Nilsson wrote several electrical and computer engineering textbooks, including Electric Circuits (1983), which gained world-wide acceptance and use. The fourth edition of Electric Circuits earned Nilsson an award for outstanding contributions to publisher, Addison-Wesley, one of the world’s leading technical publishing houses. While the book has evolved to meet diverse learning styles, the underlying pedagogical approaches remain constant and relevant. The book is currently in its 10th edition.
“[He] was a superb teacher and a person of great integrity,” said Arthur Pohm, Anson Marston Distinguished Professor Emeritus of ECpE. “His text book on circuits probably brought more recognition to the department than any other activity in the department during his tenure. If I may borrow from a movie title, he was a man for all seasons; he was a stellar faculty member who brought acclaim to Iowa State.”
Nilsson will be remembered as one of the important and beloved pioneers of the ECpE Department. His students, including Richard Horton, who became a fellow faculty member upon graduation, remember him as a master teacher, a mentor, and a role model who listened to his students.
Kenneth Kruempel, associate professor emeritus and ECpE alum, has fond memories of Nilsson’s receptiveness.
“He was always very open to ideas for changes, corrections, and additions to the current edition of his books,” Kruempel said. “I would routinely ask students in the class for their suggestions and concerns, and then give them to Jim. He would always consider them and often use them for revisions in the textbook.”

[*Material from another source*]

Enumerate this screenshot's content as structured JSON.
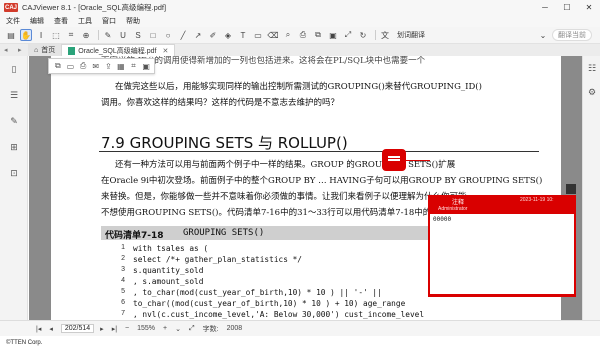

Although Nilsson retired from teaching in 1987, he continued to impact those around him. To date, Electric Circuits has influenced the engineering education of tens of thousands of electrical engineers worldwide andis the most widely used introductory circuits textbook of the past 25 years. Through his teaching and contributions to the field, Nilsson’s legacy at Iowa State and in the field of electrical engineering will continue to be recognized for years to come.
Living in small-town Iowa doesn’t keep someone from impacting the world. Chris Holland (BSEE ’99), president of Holland Moving & Rigging (HMR) Supplies in Forest City, Iowa, helped bring a symbol of hope, renewal and rebirth to the families of 9/11 victims by designing equipment to plant trees to New York City’s 9/11 Memorial Plaza, which opens on September 11, 2011, the 10-year anniversary of the attacks on the World Trade Center.
Taehyun Park, sophomore in computer engineering, was one of 26 students invited to Mountain View, California, for the first-ever Google Android Camp. The camp was designed to challenge computer engineering students while offering them the opportunity to meet with top professionals in the industry. Park was selected for the program based on his previous experience and academic record. Read the full story on Innovate.